Gen X Has Fierce Brand Loyalty
Unlike millennials, Gen X is willing to spend extra on a brand they trust. According to Statista, 75% of Gen Xers are brand loyalists.
If you want to gain and retain their brand loyalty, consider creating a loyalty program that incentivizes more purchases.
If you don’t have a strong presence on Facebook, this is a great place to connect with Gen Xers and promote your brand. They’ll appreciate the opportunity to engage with you on their favorite social media platform.
Gen Xers expect high-quality, seamless experiences, so by nurturing their brand loyalty, you’ll both reap the rewards.
Recap: 3 Best Ways to Capture Millenials vs. Gen X Shoppers
So, what’s the side-by-side, bottom-line, TL;DR takeaway in this post when it comes to selling to different generations?
To appeal to millennial shopping habits, focus on:
- Create engaging, thorough omnichannel experiences;
- Being cognizant of shoppers’ financial situations; and
- Promoting your sustainable efforts.
When trying to appeal to Gen X shopping habits, focus on:
- Creating excellent in-person shopping experiences;
- Highlighting product quality; and
- Encouraging brand loyalty.
How To Appeal to All Your Audiences? It’s Personal
As you can glean, each generation requires a different approach, but there’s some overlap.
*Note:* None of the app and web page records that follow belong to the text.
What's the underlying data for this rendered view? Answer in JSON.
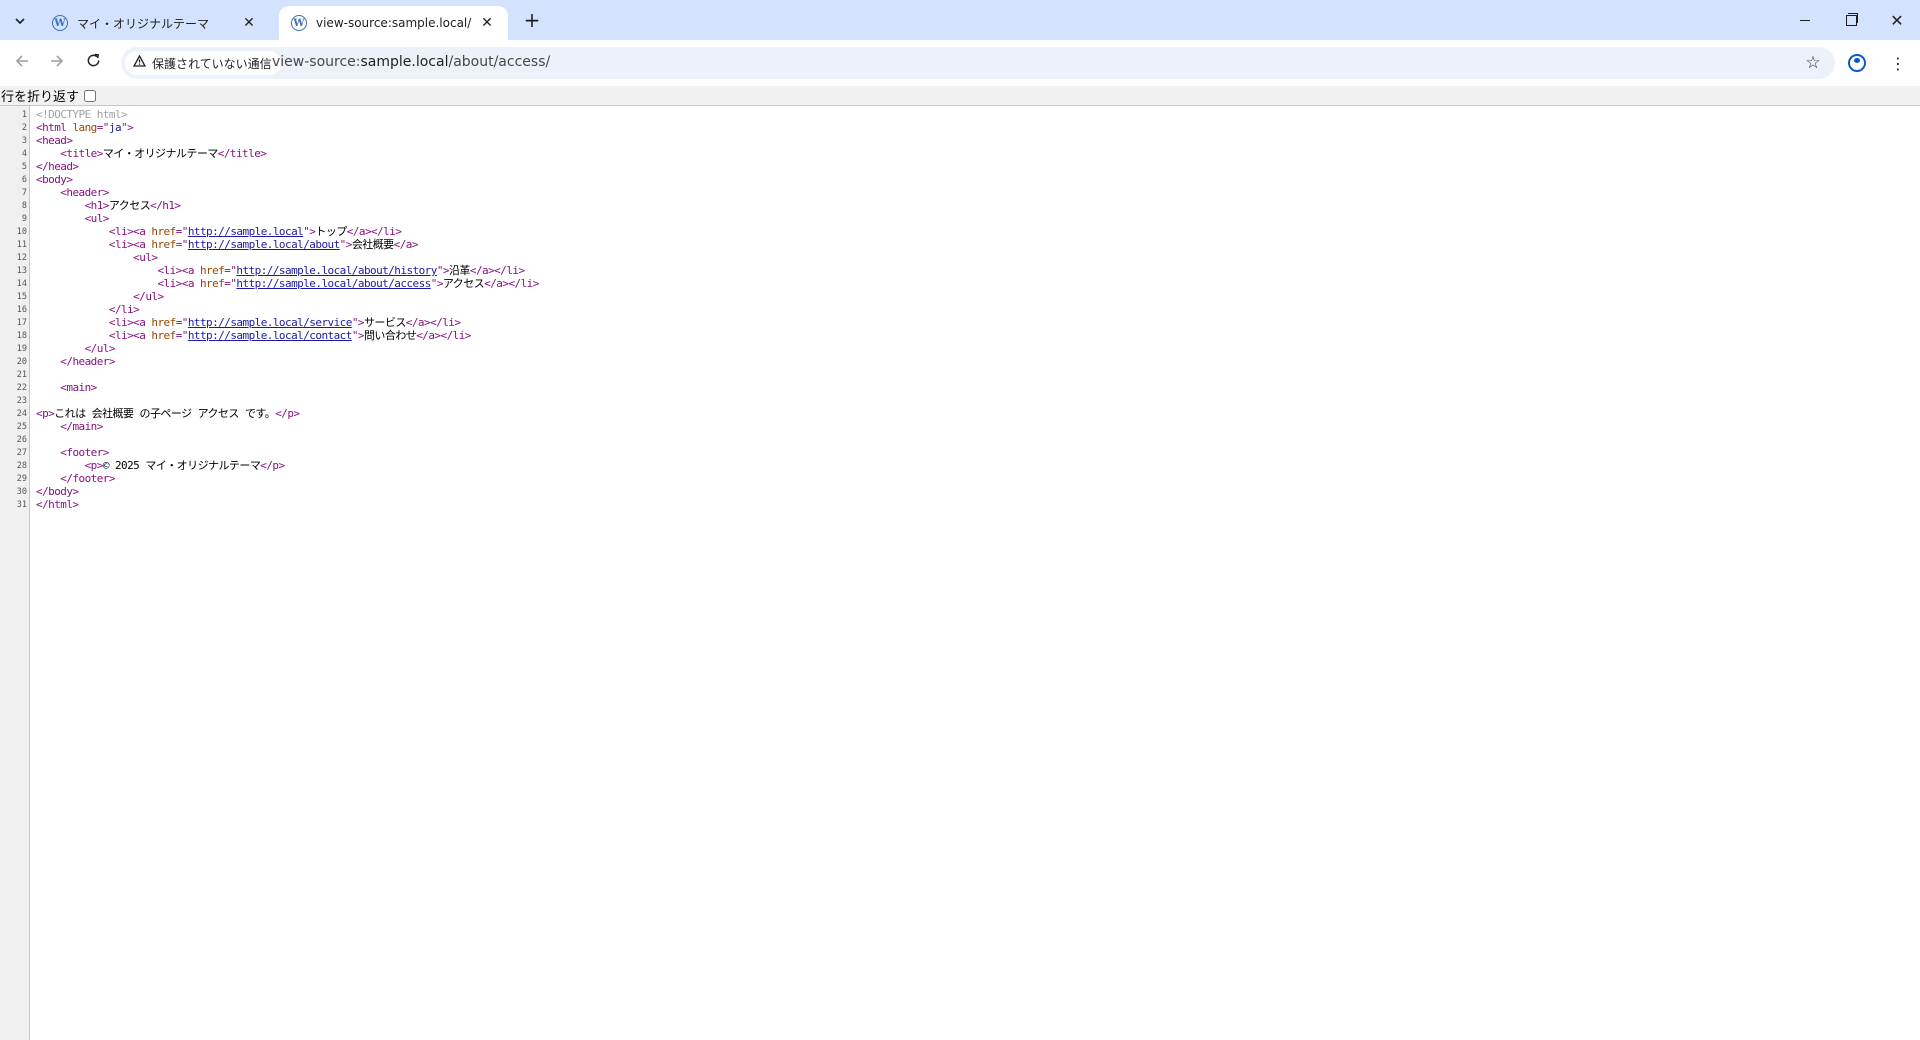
{
  "tabs": [
    {
      "title": "マイ・オリジナルテーマ",
      "active": false
    },
    {
      "title": "view-source:sample.local/about",
      "active": true
    }
  ],
  "toolbar": {
    "security_label": "保護されていない通信",
    "url_scheme": "view-source:",
    "url_host": "sample.local",
    "url_path": "/about/access/"
  },
  "page": {
    "wrap_label": "行を折り返す",
    "wrap_checked": false
  },
  "icons": {
    "tab_search": "chevron-down-icon",
    "favicon": "wordpress-icon",
    "close": "close-icon",
    "new_tab": "plus-icon",
    "back": "arrow-left-icon",
    "forward": "arrow-right-icon",
    "reload": "reload-icon",
    "warning": "warning-triangle-icon",
    "bookmark": "star-icon",
    "profile": "profile-icon",
    "menu": "kebab-menu-icon"
  },
  "source_lines": [
    {
      "n": "1",
      "indent": "",
      "parts": [
        [
          "doctype",
          "<!DOCTYPE html>"
        ]
      ]
    },
    {
      "n": "2",
      "indent": "",
      "parts": [
        [
          "tag",
          "<html "
        ],
        [
          "attr",
          "lang"
        ],
        [
          "tag",
          "=\""
        ],
        [
          "val",
          "ja"
        ],
        [
          "tag",
          "\">"
        ]
      ]
    },
    {
      "n": "3",
      "indent": "",
      "parts": [
        [
          "tag",
          "<head>"
        ]
      ]
    },
    {
      "n": "4",
      "indent": "    ",
      "parts": [
        [
          "tag",
          "<title>"
        ],
        [
          "text",
          "マイ・オリジナルテーマ"
        ],
        [
          "tag",
          "</title>"
        ]
      ]
    },
    {
      "n": "5",
      "indent": "",
      "parts": [
        [
          "tag",
          "</head>"
        ]
      ]
    },
    {
      "n": "6",
      "indent": "",
      "parts": [
        [
          "tag",
          "<body>"
        ]
      ]
    },
    {
      "n": "7",
      "indent": "    ",
      "parts": [
        [
          "tag",
          "<header>"
        ]
      ]
    },
    {
      "n": "8",
      "indent": "        ",
      "parts": [
        [
          "tag",
          "<h1>"
        ],
        [
          "text",
          "アクセス"
        ],
        [
          "tag",
          "</h1>"
        ]
      ]
    },
    {
      "n": "9",
      "indent": "        ",
      "parts": [
        [
          "tag",
          "<ul>"
        ]
      ]
    },
    {
      "n": "10",
      "indent": "            ",
      "parts": [
        [
          "tag",
          "<li><a "
        ],
        [
          "attr",
          "href"
        ],
        [
          "tag",
          "=\""
        ],
        [
          "link",
          "http://sample.local"
        ],
        [
          "tag",
          "\">"
        ],
        [
          "text",
          "トップ"
        ],
        [
          "tag",
          "</a></li>"
        ]
      ]
    },
    {
      "n": "11",
      "indent": "            ",
      "parts": [
        [
          "tag",
          "<li><a "
        ],
        [
          "attr",
          "href"
        ],
        [
          "tag",
          "=\""
        ],
        [
          "link",
          "http://sample.local/about"
        ],
        [
          "tag",
          "\">"
        ],
        [
          "text",
          "会社概要"
        ],
        [
          "tag",
          "</a>"
        ]
      ]
    },
    {
      "n": "12",
      "indent": "                ",
      "parts": [
        [
          "tag",
          "<ul>"
        ]
      ]
    },
    {
      "n": "13",
      "indent": "                    ",
      "parts": [
        [
          "tag",
          "<li><a "
        ],
        [
          "attr",
          "href"
        ],
        [
          "tag",
          "=\""
        ],
        [
          "link",
          "http://sample.local/about/history"
        ],
        [
          "tag",
          "\">"
        ],
        [
          "text",
          "沿革"
        ],
        [
          "tag",
          "</a></li>"
        ]
      ]
    },
    {
      "n": "14",
      "indent": "                    ",
      "parts": [
        [
          "tag",
          "<li><a "
        ],
        [
          "attr",
          "href"
        ],
        [
          "tag",
          "=\""
        ],
        [
          "link",
          "http://sample.local/about/access"
        ],
        [
          "tag",
          "\">"
        ],
        [
          "text",
          "アクセス"
        ],
        [
          "tag",
          "</a></li>"
        ]
      ]
    },
    {
      "n": "15",
      "indent": "                ",
      "parts": [
        [
          "tag",
          "</ul>"
        ]
      ]
    },
    {
      "n": "16",
      "indent": "            ",
      "parts": [
        [
          "tag",
          "</li>"
        ]
      ]
    },
    {
      "n": "17",
      "indent": "            ",
      "parts": [
        [
          "tag",
          "<li><a "
        ],
        [
          "attr",
          "href"
        ],
        [
          "tag",
          "=\""
        ],
        [
          "link",
          "http://sample.local/service"
        ],
        [
          "tag",
          "\">"
        ],
        [
          "text",
          "サービス"
        ],
        [
          "tag",
          "</a></li>"
        ]
      ]
    },
    {
      "n": "18",
      "indent": "            ",
      "parts": [
        [
          "tag",
          "<li><a "
        ],
        [
          "attr",
          "href"
        ],
        [
          "tag",
          "=\""
        ],
        [
          "link",
          "http://sample.local/contact"
        ],
        [
          "tag",
          "\">"
        ],
        [
          "text",
          "問い合わせ"
        ],
        [
          "tag",
          "</a></li>"
        ]
      ]
    },
    {
      "n": "19",
      "indent": "        ",
      "parts": [
        [
          "tag",
          "</ul>"
        ]
      ]
    },
    {
      "n": "20",
      "indent": "    ",
      "parts": [
        [
          "tag",
          "</header>"
        ]
      ]
    },
    {
      "n": "21",
      "indent": "",
      "parts": []
    },
    {
      "n": "22",
      "indent": "    ",
      "parts": [
        [
          "tag",
          "<main>"
        ]
      ]
    },
    {
      "n": "23",
      "indent": "",
      "parts": []
    },
    {
      "n": "24",
      "indent": "",
      "parts": [
        [
          "tag",
          "<p>"
        ],
        [
          "text",
          "これは 会社概要 の子ページ アクセス です。"
        ],
        [
          "tag",
          "</p>"
        ]
      ]
    },
    {
      "n": "25",
      "indent": "    ",
      "parts": [
        [
          "tag",
          "</main>"
        ]
      ]
    },
    {
      "n": "26",
      "indent": "",
      "parts": []
    },
    {
      "n": "27",
      "indent": "    ",
      "parts": [
        [
          "tag",
          "<footer>"
        ]
      ]
    },
    {
      "n": "28",
      "indent": "        ",
      "parts": [
        [
          "tag",
          "<p>"
        ],
        [
          "text",
          "© 2025 マイ・オリジナルテーマ"
        ],
        [
          "tag",
          "</p>"
        ]
      ]
    },
    {
      "n": "29",
      "indent": "    ",
      "parts": [
        [
          "tag",
          "</footer>"
        ]
      ]
    },
    {
      "n": "30",
      "indent": "",
      "parts": [
        [
          "tag",
          "</body>"
        ]
      ]
    },
    {
      "n": "31",
      "indent": "",
      "parts": [
        [
          "tag",
          "</html>"
        ]
      ]
    }
  ]
}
As long as you’re offering personalized, high-quality experiences, you’ll win over millennials and Gen Xers alike.